Instructions for the task: Where a line in the material below has the string "label", please report it.

Source material:
- - -

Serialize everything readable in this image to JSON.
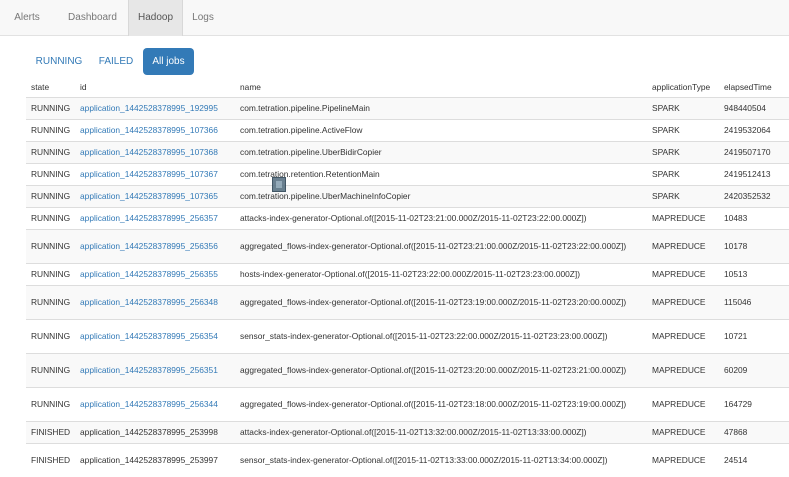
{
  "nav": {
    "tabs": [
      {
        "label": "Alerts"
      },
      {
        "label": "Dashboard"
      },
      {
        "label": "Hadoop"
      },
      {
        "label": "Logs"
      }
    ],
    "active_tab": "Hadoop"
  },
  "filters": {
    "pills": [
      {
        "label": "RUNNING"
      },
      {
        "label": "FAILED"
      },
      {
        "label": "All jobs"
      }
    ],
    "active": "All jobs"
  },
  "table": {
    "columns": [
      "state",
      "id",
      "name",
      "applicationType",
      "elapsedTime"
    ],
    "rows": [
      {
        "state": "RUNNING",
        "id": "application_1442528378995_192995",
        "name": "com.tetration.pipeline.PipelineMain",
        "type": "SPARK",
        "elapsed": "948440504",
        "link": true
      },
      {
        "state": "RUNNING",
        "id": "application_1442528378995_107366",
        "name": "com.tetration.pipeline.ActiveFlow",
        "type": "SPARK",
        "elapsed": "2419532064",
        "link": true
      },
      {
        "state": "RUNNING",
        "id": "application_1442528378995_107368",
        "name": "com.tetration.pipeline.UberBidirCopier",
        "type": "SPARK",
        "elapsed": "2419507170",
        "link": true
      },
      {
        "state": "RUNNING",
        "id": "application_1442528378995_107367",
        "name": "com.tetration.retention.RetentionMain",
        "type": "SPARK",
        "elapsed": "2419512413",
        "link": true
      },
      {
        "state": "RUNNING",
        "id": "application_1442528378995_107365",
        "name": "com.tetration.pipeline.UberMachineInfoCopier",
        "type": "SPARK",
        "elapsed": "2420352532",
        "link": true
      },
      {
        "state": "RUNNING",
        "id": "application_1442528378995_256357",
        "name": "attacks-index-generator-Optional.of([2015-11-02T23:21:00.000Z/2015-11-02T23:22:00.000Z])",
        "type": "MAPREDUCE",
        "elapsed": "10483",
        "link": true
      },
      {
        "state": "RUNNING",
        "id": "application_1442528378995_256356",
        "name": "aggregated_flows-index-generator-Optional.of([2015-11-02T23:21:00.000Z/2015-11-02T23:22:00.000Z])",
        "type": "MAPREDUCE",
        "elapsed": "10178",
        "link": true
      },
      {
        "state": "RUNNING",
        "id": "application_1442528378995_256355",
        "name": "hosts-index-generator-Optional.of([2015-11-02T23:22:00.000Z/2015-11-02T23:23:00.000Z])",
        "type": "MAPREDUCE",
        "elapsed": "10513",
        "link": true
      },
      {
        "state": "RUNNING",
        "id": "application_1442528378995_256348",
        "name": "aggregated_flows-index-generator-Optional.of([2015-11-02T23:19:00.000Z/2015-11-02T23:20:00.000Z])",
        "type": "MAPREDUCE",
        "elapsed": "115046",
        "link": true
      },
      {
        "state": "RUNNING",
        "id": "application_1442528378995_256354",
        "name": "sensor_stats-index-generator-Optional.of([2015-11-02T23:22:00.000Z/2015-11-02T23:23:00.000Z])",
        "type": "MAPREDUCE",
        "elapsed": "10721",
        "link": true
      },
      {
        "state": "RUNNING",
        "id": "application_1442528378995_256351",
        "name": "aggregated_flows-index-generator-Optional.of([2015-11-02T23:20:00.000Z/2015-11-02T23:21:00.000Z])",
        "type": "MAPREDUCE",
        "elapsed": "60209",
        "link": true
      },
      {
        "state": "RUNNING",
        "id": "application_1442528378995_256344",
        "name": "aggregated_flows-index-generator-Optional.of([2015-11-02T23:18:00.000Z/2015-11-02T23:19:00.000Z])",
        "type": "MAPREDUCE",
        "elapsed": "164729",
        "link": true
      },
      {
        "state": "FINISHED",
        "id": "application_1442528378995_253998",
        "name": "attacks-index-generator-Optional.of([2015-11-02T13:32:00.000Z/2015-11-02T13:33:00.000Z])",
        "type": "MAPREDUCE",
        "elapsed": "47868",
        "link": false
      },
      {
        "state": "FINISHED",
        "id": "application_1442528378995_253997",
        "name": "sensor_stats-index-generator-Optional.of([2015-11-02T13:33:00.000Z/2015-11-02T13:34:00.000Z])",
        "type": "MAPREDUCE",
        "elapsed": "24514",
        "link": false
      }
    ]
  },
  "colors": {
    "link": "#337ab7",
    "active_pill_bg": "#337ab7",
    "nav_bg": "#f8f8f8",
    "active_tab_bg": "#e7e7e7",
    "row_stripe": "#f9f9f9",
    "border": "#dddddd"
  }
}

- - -

Exercise result:
        "label": "Alerts"
        "label": "Dashboard"
        "label": "Hadoop"
        "label": "Logs"
        "label": "RUNNING"
        "label": "FAILED"
        "label": "All jobs"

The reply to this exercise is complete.